TRY IT:
Write out the records below once more, exactly and completely.

GIVEN RECORDS:
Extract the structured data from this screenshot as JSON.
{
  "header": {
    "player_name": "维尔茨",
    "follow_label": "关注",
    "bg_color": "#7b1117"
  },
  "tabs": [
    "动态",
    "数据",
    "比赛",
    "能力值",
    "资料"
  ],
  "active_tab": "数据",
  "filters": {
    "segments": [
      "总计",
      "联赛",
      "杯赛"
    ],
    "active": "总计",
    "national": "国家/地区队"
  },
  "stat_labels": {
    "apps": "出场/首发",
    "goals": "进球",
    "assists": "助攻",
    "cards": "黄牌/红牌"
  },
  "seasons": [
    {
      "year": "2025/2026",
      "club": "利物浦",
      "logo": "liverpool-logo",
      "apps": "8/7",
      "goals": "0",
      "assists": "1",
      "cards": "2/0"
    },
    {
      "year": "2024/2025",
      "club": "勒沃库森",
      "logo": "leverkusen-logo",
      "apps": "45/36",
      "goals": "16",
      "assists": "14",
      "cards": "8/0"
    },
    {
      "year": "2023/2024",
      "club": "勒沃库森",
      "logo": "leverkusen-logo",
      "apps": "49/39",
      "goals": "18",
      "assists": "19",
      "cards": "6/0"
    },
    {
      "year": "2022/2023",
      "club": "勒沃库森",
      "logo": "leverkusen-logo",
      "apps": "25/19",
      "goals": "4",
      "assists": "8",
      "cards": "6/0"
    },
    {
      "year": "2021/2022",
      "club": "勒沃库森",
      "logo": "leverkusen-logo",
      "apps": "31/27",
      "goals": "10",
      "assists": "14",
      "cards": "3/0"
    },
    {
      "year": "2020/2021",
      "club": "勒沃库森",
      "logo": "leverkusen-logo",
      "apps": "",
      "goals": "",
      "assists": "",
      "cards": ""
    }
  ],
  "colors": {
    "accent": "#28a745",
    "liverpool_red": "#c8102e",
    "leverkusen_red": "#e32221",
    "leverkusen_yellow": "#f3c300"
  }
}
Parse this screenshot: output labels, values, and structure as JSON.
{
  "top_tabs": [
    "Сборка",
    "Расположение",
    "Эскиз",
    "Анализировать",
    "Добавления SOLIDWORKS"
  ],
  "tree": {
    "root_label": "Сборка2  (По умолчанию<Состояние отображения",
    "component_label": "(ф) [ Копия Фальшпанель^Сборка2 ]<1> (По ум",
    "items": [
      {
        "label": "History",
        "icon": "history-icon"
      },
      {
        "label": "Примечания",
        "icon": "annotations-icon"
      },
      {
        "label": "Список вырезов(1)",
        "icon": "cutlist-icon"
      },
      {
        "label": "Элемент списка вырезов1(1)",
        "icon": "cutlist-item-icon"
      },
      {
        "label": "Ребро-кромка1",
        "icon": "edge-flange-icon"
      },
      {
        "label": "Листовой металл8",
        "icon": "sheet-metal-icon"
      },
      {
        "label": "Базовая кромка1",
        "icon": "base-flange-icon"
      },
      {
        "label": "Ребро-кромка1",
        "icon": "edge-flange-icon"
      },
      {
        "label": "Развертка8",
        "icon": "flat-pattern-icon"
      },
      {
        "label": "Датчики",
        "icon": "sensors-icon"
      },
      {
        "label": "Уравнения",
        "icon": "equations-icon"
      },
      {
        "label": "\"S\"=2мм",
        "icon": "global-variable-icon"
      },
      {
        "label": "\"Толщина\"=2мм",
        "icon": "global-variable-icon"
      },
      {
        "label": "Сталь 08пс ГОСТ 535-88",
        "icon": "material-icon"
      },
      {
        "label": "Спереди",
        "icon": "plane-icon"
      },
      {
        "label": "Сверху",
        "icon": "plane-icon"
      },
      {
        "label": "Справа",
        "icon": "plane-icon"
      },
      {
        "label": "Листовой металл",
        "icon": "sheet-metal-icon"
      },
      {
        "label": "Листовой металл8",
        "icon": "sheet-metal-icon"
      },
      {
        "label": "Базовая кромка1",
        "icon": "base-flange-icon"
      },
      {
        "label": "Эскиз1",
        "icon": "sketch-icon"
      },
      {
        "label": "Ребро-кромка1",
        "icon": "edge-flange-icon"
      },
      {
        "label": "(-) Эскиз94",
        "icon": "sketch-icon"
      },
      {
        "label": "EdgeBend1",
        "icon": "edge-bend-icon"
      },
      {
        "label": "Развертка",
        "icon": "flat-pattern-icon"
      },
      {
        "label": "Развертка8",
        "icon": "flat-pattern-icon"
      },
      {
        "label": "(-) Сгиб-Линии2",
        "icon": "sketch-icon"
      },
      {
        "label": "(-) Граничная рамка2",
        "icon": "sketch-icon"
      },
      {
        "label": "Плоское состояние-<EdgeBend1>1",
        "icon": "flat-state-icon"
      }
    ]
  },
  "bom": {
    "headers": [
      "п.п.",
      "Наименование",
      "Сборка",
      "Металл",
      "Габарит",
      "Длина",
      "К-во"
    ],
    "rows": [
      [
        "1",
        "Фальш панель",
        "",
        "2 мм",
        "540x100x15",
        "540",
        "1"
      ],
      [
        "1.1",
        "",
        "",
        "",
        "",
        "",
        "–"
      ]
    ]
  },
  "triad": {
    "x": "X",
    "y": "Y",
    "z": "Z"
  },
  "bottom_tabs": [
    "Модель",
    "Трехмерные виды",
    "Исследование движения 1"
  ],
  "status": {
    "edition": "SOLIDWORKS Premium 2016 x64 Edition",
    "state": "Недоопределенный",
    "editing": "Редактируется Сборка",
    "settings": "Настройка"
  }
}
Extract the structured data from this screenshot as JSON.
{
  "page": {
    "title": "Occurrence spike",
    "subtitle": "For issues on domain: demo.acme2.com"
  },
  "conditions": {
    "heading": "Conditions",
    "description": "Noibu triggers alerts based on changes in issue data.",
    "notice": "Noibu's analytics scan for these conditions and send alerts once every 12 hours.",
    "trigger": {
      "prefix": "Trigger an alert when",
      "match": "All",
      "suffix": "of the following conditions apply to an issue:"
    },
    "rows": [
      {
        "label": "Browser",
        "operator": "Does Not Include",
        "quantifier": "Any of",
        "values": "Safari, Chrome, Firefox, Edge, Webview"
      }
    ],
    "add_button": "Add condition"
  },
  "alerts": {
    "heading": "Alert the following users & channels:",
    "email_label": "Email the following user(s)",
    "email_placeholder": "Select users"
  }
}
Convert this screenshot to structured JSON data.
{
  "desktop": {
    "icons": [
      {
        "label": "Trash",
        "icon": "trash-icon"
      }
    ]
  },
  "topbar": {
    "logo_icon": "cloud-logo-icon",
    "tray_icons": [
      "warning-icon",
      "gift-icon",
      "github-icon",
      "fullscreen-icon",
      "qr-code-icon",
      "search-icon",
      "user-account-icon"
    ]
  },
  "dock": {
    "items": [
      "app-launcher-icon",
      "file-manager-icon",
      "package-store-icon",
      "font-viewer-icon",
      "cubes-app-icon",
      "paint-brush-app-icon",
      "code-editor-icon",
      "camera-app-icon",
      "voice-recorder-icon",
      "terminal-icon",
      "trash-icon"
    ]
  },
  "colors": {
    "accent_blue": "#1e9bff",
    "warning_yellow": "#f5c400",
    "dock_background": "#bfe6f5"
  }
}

SOLUTION TO THIS EXERCISE:
Extract the structured data from this screenshot as JSON.
{
  "header": {
    "player_name": "维尔茨",
    "follow_label": "关注",
    "bg_color": "#7b1117"
  },
  "tabs": [
    "动态",
    "数据",
    "比赛",
    "能力值",
    "资料"
  ],
  "active_tab": "数据",
  "filters": {
    "segments": [
      "总计",
      "联赛",
      "杯赛"
    ],
    "active": "总计",
    "national": "国家/地区队"
  },
  "stat_labels": {
    "apps": "出场/首发",
    "goals": "进球",
    "assists": "助攻",
    "cards": "黄牌/红牌"
  },
  "seasons": [
    {
      "year": "2025/2026",
      "club": "利物浦",
      "logo": "liverpool-logo",
      "apps": "8/7",
      "goals": "0",
      "assists": "1",
      "cards": "2/0"
    },
    {
      "year": "2024/2025",
      "club": "勒沃库森",
      "logo": "leverkusen-logo",
      "apps": "45/36",
      "goals": "16",
      "assists": "14",
      "cards": "8/0"
    },
    {
      "year": "2023/2024",
      "club": "勒沃库森",
      "logo": "leverkusen-logo",
      "apps": "49/39",
      "goals": "18",
      "assists": "19",
      "cards": "6/0"
    },
    {
      "year": "2022/2023",
      "club": "勒沃库森",
      "logo": "leverkusen-logo",
      "apps": "25/19",
      "goals": "4",
      "assists": "8",
      "cards": "6/0"
    },
    {
      "year": "2021/2022",
      "club": "勒沃库森",
      "logo": "leverkusen-logo",
      "apps": "31/27",
      "goals": "10",
      "assists": "14",
      "cards": "3/0"
    },
    {
      "year": "2020/2021",
      "club": "勒沃库森",
      "logo": "leverkusen-logo",
      "apps": "",
      "goals": "",
      "assists": "",
      "cards": ""
    }
  ],
  "colors": {
    "accent": "#28a745",
    "liverpool_red": "#c8102e",
    "leverkusen_red": "#e32221",
    "leverkusen_yellow": "#f3c300"
  }
}
Parse this screenshot: output labels, values, and structure as JSON.
{
  "top_tabs": [
    "Сборка",
    "Расположение",
    "Эскиз",
    "Анализировать",
    "Добавления SOLIDWORKS"
  ],
  "tree": {
    "root_label": "Сборка2  (По умолчанию<Состояние отображения",
    "component_label": "(ф) [ Копия Фальшпанель^Сборка2 ]<1> (По ум",
    "items": [
      {
        "label": "History",
        "icon": "history-icon"
      },
      {
        "label": "Примечания",
        "icon": "annotations-icon"
      },
      {
        "label": "Список вырезов(1)",
        "icon": "cutlist-icon"
      },
      {
        "label": "Элемент списка вырезов1(1)",
        "icon": "cutlist-item-icon"
      },
      {
        "label": "Ребро-кромка1",
        "icon": "edge-flange-icon"
      },
      {
        "label": "Листовой металл8",
        "icon": "sheet-metal-icon"
      },
      {
        "label": "Базовая кромка1",
        "icon": "base-flange-icon"
      },
      {
        "label": "Ребро-кромка1",
        "icon": "edge-flange-icon"
      },
      {
        "label": "Развертка8",
        "icon": "flat-pattern-icon"
      },
      {
        "label": "Датчики",
        "icon": "sensors-icon"
      },
      {
        "label": "Уравнения",
        "icon": "equations-icon"
      },
      {
        "label": "\"S\"=2мм",
        "icon": "global-variable-icon"
      },
      {
        "label": "\"Толщина\"=2мм",
        "icon": "global-variable-icon"
      },
      {
        "label": "Сталь 08пс ГОСТ 535-88",
        "icon": "material-icon"
      },
      {
        "label": "Спереди",
        "icon": "plane-icon"
      },
      {
        "label": "Сверху",
        "icon": "plane-icon"
      },
      {
        "label": "Справа",
        "icon": "plane-icon"
      },
      {
        "label": "Листовой металл",
        "icon": "sheet-metal-icon"
      },
      {
        "label": "Листовой металл8",
        "icon": "sheet-metal-icon"
      },
      {
        "label": "Базовая кромка1",
        "icon": "base-flange-icon"
      },
      {
        "label": "Эскиз1",
        "icon": "sketch-icon"
      },
      {
        "label": "Ребро-кромка1",
        "icon": "edge-flange-icon"
      },
      {
        "label": "(-) Эскиз94",
        "icon": "sketch-icon"
      },
      {
        "label": "EdgeBend1",
        "icon": "edge-bend-icon"
      },
      {
        "label": "Развертка",
        "icon": "flat-pattern-icon"
      },
      {
        "label": "Развертка8",
        "icon": "flat-pattern-icon"
      },
      {
        "label": "(-) Сгиб-Линии2",
        "icon": "sketch-icon"
      },
      {
        "label": "(-) Граничная рамка2",
        "icon": "sketch-icon"
      },
      {
        "label": "Плоское состояние-<EdgeBend1>1",
        "icon": "flat-state-icon"
      }
    ]
  },
  "bom": {
    "headers": [
      "п.п.",
      "Наименование",
      "Сборка",
      "Металл",
      "Габарит",
      "Длина",
      "К-во"
    ],
    "rows": [
      [
        "1",
        "Фальш панель",
        "",
        "2 мм",
        "540x100x15",
        "540",
        "1"
      ],
      [
        "1.1",
        "",
        "",
        "",
        "",
        "",
        "–"
      ]
    ]
  },
  "triad": {
    "x": "X",
    "y": "Y",
    "z": "Z"
  },
  "bottom_tabs": [
    "Модель",
    "Трехмерные виды",
    "Исследование движения 1"
  ],
  "status": {
    "edition": "SOLIDWORKS Premium 2016 x64 Edition",
    "state": "Недоопределенный",
    "editing": "Редактируется Сборка",
    "settings": "Настройка"
  }
}
Extract the structured data from this screenshot as JSON.
{
  "page": {
    "title": "Occurrence spike",
    "subtitle": "For issues on domain: demo.acme2.com"
  },
  "conditions": {
    "heading": "Conditions",
    "description": "Noibu triggers alerts based on changes in issue data.",
    "notice": "Noibu's analytics scan for these conditions and send alerts once every 12 hours.",
    "trigger": {
      "prefix": "Trigger an alert when",
      "match": "All",
      "suffix": "of the following conditions apply to an issue:"
    },
    "rows": [
      {
        "label": "Browser",
        "operator": "Does Not Include",
        "quantifier": "Any of",
        "values": "Safari, Chrome, Firefox, Edge, Webview"
      }
    ],
    "add_button": "Add condition"
  },
  "alerts": {
    "heading": "Alert the following users & channels:",
    "email_label": "Email the following user(s)",
    "email_placeholder": "Select users"
  }
}
Convert this screenshot to structured JSON data.
{
  "desktop": {
    "icons": [
      {
        "label": "Trash",
        "icon": "trash-icon"
      }
    ]
  },
  "topbar": {
    "logo_icon": "cloud-logo-icon",
    "tray_icons": [
      "warning-icon",
      "gift-icon",
      "github-icon",
      "fullscreen-icon",
      "qr-code-icon",
      "search-icon",
      "user-account-icon"
    ]
  },
  "dock": {
    "items": [
      "app-launcher-icon",
      "file-manager-icon",
      "package-store-icon",
      "font-viewer-icon",
      "cubes-app-icon",
      "paint-brush-app-icon",
      "code-editor-icon",
      "camera-app-icon",
      "voice-recorder-icon",
      "terminal-icon",
      "trash-icon"
    ]
  },
  "colors": {
    "accent_blue": "#1e9bff",
    "warning_yellow": "#f5c400",
    "dock_background": "#bfe6f5"
  }
}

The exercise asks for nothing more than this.